Task item |
Word for word, repeat each line of the listing below.

Data to use |
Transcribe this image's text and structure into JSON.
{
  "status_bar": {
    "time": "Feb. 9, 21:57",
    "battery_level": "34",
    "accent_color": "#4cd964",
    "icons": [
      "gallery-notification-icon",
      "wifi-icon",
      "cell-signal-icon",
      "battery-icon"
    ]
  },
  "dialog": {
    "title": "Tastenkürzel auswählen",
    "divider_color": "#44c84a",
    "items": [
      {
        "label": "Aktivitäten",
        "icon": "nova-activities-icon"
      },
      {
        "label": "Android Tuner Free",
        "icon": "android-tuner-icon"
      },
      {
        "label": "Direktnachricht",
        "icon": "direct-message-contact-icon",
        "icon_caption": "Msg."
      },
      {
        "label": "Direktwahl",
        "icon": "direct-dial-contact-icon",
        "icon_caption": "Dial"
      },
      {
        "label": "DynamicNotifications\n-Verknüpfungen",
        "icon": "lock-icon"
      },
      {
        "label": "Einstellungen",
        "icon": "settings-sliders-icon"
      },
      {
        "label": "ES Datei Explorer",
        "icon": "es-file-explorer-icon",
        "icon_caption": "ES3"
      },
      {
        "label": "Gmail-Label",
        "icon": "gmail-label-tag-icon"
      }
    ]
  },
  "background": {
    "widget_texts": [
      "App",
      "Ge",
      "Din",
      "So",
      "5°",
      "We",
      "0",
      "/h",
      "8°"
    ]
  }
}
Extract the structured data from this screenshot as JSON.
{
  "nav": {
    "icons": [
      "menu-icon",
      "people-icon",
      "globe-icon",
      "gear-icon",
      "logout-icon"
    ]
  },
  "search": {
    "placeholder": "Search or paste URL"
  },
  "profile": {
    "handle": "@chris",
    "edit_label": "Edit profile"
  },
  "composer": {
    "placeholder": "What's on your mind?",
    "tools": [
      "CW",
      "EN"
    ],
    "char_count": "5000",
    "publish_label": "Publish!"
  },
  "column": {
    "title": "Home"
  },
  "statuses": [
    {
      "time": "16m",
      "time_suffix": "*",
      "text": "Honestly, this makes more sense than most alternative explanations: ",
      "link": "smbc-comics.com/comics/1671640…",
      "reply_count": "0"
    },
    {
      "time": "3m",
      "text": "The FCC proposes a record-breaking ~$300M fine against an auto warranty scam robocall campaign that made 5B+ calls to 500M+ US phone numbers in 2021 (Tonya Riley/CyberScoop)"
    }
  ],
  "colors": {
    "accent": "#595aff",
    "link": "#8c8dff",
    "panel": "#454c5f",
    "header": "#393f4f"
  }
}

Task answer |
Transcribe this image's text and structure into JSON.
{
  "status_bar": {
    "time": "Feb. 9, 21:57",
    "battery_level": "34",
    "accent_color": "#4cd964",
    "icons": [
      "gallery-notification-icon",
      "wifi-icon",
      "cell-signal-icon",
      "battery-icon"
    ]
  },
  "dialog": {
    "title": "Tastenkürzel auswählen",
    "divider_color": "#44c84a",
    "items": [
      {
        "label": "Aktivitäten",
        "icon": "nova-activities-icon"
      },
      {
        "label": "Android Tuner Free",
        "icon": "android-tuner-icon"
      },
      {
        "label": "Direktnachricht",
        "icon": "direct-message-contact-icon",
        "icon_caption": "Msg."
      },
      {
        "label": "Direktwahl",
        "icon": "direct-dial-contact-icon",
        "icon_caption": "Dial"
      },
      {
        "label": "DynamicNotifications\n-Verknüpfungen",
        "icon": "lock-icon"
      },
      {
        "label": "Einstellungen",
        "icon": "settings-sliders-icon"
      },
      {
        "label": "ES Datei Explorer",
        "icon": "es-file-explorer-icon",
        "icon_caption": "ES3"
      },
      {
        "label": "Gmail-Label",
        "icon": "gmail-label-tag-icon"
      }
    ]
  },
  "background": {
    "widget_texts": [
      "App",
      "Ge",
      "Din",
      "So",
      "5°",
      "We",
      "0",
      "/h",
      "8°"
    ]
  }
}
Extract the structured data from this screenshot as JSON.
{
  "nav": {
    "icons": [
      "menu-icon",
      "people-icon",
      "globe-icon",
      "gear-icon",
      "logout-icon"
    ]
  },
  "search": {
    "placeholder": "Search or paste URL"
  },
  "profile": {
    "handle": "@chris",
    "edit_label": "Edit profile"
  },
  "composer": {
    "placeholder": "What's on your mind?",
    "tools": [
      "CW",
      "EN"
    ],
    "char_count": "5000",
    "publish_label": "Publish!"
  },
  "column": {
    "title": "Home"
  },
  "statuses": [
    {
      "time": "16m",
      "time_suffix": "*",
      "text": "Honestly, this makes more sense than most alternative explanations: ",
      "link": "smbc-comics.com/comics/1671640…",
      "reply_count": "0"
    },
    {
      "time": "3m",
      "text": "The FCC proposes a record-breaking ~$300M fine against an auto warranty scam robocall campaign that made 5B+ calls to 500M+ US phone numbers in 2021 (Tonya Riley/CyberScoop)"
    }
  ],
  "colors": {
    "accent": "#595aff",
    "link": "#8c8dff",
    "panel": "#454c5f",
    "header": "#393f4f"
  }
}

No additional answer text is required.